Invasive Species Compendium

Detailed coverage of invasive species threatening livelihoods and the environment worldwide

Abstract

Spinescent East African savannah acacias also have thick bark, suggesting they evolved under both an intense fire and herbivory regime.

Abstract

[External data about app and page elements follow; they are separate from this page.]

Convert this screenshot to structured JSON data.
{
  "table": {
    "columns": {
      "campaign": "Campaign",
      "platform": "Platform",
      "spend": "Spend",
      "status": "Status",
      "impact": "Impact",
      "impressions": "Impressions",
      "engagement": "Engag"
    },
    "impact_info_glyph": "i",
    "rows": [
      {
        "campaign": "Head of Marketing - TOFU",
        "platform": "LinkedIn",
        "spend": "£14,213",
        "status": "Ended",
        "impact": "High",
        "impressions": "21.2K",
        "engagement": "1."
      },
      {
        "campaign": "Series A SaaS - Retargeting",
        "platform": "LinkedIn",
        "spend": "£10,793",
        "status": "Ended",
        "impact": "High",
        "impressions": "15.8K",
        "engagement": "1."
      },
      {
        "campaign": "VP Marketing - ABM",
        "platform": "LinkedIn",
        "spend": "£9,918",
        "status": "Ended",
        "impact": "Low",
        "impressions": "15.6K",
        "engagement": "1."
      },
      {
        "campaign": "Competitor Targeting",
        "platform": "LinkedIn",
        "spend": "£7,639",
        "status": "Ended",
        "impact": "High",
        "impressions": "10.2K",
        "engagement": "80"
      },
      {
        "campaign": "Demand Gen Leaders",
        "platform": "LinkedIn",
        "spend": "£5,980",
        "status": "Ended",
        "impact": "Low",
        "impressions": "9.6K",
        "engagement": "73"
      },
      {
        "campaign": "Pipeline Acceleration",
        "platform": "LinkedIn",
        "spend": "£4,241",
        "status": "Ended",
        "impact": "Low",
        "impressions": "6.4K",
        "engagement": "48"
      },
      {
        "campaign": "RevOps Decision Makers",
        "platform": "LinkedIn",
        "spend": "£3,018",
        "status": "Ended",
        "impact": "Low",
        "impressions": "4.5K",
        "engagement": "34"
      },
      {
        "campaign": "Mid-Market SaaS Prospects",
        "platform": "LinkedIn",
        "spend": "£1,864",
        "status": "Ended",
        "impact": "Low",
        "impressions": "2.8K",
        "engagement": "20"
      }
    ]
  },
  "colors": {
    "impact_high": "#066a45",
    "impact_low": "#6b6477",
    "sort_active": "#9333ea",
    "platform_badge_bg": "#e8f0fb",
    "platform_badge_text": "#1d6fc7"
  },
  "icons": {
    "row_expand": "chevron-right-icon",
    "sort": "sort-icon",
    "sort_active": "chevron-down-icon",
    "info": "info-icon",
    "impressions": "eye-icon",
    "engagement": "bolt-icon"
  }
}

This study was conducted to determine whether woodland Kenyan Acacia species have (i) relatively thin bark compared to local co-occurring thicket species and other African Acacia species; and (ii) a relatively strong degree of spinescence as would be predicted by resource trade-offs and the local dominance of either herbivory or fire. The study was conducted at Segera Ranch which is located in Laikipia-Sambura, Central Kenya. This savannah is dominated mainly by A. drepanolobium, especially on the black soil areas. The mean RBT of the five woodland acacia species (14%) is almost double that of thicket species (7%). The two non-woodland species, A. brevispica (thicket species) and A. mellifera (arid savannah), have low RBT (7%). There is a non-significant positive relationship between RBT and spinescence (r2 = 0.14). In conclusion, it is suggested that many of these East African Acacia species evolved in both a high fire and herbivory landscape. Possibly, this is due to favourable rainfall and nutrient conditions. It is further suggested that thicket encroachment is occurring due to a relative absence of intense fires which is facilitating the expansion of thinbarked broadleaved species.